[Data records for software interfaces]
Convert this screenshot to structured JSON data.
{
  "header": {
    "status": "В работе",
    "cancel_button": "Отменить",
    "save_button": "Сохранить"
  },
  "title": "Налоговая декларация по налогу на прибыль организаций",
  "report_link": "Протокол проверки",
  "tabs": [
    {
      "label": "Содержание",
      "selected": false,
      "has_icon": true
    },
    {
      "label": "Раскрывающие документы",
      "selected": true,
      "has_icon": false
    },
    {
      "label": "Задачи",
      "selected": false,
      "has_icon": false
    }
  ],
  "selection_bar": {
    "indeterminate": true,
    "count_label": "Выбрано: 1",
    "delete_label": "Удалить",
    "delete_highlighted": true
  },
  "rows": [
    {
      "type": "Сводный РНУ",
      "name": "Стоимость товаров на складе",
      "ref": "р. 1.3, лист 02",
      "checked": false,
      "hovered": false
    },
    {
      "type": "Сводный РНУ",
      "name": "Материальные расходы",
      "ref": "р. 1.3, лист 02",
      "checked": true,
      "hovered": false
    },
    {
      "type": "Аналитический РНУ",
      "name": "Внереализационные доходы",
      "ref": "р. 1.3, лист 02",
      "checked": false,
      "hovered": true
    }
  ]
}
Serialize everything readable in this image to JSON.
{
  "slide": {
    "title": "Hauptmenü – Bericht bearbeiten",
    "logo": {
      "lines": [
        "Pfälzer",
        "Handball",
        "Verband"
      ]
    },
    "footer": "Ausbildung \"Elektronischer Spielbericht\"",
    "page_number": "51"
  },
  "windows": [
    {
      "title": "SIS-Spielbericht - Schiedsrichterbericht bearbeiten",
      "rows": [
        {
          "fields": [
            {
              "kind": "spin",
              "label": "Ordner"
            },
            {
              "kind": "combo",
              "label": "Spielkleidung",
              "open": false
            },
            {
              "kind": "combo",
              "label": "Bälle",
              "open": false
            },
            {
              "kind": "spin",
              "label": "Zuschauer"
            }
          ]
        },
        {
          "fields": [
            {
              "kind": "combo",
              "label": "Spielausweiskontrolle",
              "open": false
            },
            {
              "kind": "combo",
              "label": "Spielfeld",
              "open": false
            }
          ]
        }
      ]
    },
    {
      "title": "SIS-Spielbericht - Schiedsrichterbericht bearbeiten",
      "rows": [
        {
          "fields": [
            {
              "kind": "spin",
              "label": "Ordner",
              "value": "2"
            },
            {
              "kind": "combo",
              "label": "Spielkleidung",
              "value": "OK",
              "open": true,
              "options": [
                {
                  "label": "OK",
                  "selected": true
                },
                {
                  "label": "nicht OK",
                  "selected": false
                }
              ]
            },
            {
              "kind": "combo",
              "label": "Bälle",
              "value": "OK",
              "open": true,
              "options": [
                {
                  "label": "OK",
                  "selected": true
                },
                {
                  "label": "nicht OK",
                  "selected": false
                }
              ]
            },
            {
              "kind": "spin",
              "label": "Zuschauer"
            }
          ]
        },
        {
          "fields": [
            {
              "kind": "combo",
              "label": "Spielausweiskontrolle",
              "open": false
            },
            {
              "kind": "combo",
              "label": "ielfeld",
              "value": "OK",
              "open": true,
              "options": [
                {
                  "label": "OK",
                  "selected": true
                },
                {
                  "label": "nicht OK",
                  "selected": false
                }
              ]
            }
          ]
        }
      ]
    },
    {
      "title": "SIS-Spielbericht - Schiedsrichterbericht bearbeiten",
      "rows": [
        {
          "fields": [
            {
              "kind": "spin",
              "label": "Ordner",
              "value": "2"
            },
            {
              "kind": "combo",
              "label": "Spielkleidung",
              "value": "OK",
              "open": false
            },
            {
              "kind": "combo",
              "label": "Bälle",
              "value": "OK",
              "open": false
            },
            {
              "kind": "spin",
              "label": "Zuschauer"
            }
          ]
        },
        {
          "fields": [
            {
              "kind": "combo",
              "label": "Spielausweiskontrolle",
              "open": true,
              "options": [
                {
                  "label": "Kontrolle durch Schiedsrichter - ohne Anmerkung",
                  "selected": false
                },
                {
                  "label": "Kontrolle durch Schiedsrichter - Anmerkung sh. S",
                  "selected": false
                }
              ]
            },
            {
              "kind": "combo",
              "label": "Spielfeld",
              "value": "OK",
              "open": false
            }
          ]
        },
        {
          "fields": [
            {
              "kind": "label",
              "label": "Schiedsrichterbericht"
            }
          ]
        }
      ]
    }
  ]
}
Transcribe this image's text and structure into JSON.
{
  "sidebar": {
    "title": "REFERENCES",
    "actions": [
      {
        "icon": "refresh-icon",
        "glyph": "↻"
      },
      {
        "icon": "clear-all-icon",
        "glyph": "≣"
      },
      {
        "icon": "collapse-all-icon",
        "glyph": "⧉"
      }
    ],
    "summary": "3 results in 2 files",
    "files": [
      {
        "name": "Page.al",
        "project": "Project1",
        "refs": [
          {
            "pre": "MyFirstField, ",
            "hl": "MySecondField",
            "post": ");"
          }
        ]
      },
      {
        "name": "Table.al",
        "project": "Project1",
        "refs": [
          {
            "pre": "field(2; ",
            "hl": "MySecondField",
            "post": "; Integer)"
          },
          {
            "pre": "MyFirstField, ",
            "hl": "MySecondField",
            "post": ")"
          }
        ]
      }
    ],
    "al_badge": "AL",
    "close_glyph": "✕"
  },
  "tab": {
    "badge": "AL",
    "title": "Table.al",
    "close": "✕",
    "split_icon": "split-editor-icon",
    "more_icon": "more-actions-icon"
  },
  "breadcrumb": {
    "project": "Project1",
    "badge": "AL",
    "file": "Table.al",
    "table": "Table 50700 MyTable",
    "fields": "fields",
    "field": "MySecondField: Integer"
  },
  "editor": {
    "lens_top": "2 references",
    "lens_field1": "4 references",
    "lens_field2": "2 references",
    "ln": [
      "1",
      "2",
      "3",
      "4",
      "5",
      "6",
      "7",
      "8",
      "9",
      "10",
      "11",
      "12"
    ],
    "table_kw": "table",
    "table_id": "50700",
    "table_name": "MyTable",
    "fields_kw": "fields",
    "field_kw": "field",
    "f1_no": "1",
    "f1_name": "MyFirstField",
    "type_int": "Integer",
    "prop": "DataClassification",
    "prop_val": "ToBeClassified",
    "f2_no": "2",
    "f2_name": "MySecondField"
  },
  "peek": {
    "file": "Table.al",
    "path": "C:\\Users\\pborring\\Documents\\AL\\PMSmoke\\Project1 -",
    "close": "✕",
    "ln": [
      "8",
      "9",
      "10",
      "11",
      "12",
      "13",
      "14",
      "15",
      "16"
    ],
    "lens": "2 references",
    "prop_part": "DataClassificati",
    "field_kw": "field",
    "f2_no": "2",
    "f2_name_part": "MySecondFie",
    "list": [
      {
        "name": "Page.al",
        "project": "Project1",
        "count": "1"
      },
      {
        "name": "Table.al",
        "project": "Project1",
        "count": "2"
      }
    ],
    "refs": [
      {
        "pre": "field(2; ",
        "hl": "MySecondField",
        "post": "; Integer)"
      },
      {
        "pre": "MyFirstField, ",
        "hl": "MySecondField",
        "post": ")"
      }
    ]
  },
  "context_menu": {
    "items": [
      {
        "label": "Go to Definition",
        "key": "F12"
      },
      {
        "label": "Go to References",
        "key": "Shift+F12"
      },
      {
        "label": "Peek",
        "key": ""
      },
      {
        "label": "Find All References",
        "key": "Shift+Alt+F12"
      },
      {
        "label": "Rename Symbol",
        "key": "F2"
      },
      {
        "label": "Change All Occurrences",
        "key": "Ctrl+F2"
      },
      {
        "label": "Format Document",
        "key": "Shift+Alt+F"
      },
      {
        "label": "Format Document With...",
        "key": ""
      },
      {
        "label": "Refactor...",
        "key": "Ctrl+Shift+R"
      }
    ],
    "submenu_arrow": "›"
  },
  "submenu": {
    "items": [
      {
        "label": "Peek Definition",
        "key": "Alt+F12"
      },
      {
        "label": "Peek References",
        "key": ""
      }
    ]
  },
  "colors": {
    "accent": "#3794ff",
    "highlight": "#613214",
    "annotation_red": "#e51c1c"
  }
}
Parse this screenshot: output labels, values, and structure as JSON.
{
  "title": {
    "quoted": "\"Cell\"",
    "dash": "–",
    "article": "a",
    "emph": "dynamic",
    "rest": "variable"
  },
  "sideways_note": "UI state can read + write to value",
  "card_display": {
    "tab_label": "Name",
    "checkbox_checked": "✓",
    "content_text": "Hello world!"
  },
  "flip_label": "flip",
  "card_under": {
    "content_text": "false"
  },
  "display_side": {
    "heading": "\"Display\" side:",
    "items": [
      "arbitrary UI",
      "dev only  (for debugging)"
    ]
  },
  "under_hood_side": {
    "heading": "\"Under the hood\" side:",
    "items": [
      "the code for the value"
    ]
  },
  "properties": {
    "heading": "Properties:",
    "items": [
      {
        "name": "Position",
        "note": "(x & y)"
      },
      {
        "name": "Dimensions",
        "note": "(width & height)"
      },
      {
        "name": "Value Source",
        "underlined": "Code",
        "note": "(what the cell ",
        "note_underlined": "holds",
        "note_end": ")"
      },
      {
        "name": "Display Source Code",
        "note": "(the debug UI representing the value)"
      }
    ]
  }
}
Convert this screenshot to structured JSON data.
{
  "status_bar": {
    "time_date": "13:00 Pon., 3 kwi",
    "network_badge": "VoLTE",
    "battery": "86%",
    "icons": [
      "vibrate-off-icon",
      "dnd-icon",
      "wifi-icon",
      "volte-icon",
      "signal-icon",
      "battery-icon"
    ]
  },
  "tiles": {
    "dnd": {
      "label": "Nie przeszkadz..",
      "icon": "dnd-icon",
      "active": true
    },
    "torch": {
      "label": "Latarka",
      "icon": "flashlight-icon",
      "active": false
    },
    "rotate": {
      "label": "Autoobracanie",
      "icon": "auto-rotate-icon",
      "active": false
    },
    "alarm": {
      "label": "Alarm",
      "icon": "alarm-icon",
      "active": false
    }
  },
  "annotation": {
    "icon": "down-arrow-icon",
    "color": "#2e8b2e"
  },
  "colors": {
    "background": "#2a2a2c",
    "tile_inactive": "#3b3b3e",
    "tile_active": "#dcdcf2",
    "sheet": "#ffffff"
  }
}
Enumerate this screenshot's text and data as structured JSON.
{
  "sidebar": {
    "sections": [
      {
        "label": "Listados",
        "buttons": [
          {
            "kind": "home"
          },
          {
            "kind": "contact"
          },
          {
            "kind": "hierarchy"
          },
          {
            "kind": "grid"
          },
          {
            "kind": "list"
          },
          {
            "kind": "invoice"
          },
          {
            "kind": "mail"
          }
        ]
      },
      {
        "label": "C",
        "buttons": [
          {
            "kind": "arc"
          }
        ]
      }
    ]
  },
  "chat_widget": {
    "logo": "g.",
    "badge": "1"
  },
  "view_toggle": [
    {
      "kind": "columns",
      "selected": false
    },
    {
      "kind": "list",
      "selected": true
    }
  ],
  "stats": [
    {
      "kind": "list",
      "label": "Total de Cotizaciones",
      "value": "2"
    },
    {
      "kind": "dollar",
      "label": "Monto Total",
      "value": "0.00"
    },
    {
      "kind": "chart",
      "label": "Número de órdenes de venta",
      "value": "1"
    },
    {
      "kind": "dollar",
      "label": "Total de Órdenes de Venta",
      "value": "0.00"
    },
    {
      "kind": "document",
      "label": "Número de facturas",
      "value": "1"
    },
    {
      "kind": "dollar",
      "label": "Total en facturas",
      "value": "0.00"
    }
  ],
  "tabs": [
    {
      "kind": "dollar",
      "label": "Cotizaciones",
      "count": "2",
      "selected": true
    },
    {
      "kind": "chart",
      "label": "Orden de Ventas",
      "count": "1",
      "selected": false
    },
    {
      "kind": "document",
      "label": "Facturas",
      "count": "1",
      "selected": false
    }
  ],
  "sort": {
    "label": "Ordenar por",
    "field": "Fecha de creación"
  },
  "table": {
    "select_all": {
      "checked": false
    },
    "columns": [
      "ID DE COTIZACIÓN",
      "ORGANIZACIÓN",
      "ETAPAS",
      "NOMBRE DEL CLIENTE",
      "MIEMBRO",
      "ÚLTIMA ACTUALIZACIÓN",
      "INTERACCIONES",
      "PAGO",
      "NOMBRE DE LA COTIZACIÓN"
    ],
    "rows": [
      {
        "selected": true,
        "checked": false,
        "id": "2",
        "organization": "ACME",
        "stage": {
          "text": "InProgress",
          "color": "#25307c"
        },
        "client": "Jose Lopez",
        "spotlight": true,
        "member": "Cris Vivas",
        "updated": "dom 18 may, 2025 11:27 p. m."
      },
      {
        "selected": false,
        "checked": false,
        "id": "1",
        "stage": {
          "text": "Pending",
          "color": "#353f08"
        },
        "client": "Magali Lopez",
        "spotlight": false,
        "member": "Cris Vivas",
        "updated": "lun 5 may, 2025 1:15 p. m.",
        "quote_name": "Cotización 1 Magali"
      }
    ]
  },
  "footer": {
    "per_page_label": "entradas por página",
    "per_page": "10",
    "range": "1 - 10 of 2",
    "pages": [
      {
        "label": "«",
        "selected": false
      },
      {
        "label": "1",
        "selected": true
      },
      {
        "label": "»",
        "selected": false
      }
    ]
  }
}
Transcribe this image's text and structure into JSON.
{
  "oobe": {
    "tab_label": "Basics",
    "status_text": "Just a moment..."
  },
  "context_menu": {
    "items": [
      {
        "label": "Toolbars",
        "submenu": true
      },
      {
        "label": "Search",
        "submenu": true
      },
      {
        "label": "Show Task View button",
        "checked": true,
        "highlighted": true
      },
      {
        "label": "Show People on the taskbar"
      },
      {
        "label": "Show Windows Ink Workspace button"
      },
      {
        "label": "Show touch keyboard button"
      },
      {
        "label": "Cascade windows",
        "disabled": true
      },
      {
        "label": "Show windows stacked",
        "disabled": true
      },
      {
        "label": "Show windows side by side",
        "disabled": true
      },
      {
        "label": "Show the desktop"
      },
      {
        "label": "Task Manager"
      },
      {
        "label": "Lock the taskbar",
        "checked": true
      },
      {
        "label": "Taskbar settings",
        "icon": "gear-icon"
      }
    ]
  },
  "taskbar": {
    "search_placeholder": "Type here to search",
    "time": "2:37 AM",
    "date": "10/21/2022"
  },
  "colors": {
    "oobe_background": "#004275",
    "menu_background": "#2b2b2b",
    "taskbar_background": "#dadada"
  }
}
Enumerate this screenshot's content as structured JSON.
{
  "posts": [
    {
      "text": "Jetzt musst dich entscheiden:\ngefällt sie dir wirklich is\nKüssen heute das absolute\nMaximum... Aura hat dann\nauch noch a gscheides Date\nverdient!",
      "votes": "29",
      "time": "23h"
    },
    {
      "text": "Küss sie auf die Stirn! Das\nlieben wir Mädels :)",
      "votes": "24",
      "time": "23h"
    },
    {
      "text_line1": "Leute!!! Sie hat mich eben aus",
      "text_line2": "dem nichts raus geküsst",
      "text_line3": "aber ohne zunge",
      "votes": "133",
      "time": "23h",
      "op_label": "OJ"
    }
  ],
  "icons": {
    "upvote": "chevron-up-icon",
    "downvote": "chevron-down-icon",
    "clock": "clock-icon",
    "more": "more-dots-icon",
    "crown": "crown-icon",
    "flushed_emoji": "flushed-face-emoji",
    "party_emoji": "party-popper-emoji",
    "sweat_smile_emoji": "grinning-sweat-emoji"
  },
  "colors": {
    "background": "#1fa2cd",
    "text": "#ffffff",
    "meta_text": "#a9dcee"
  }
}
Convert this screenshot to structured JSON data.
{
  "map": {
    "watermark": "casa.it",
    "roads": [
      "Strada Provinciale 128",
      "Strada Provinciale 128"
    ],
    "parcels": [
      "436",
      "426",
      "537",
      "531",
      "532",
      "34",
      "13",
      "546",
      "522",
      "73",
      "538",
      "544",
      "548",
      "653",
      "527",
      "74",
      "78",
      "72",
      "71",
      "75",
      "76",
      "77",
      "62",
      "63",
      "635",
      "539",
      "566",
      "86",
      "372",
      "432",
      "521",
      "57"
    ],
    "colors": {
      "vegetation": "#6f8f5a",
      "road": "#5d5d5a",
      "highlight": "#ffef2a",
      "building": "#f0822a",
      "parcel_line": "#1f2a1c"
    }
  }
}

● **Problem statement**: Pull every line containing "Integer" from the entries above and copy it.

● **Exercise response**:
            "post": "; Integer)"
    "field": "MySecondField: Integer"
    "type_int": "Integer",
        "post": "; Integer)"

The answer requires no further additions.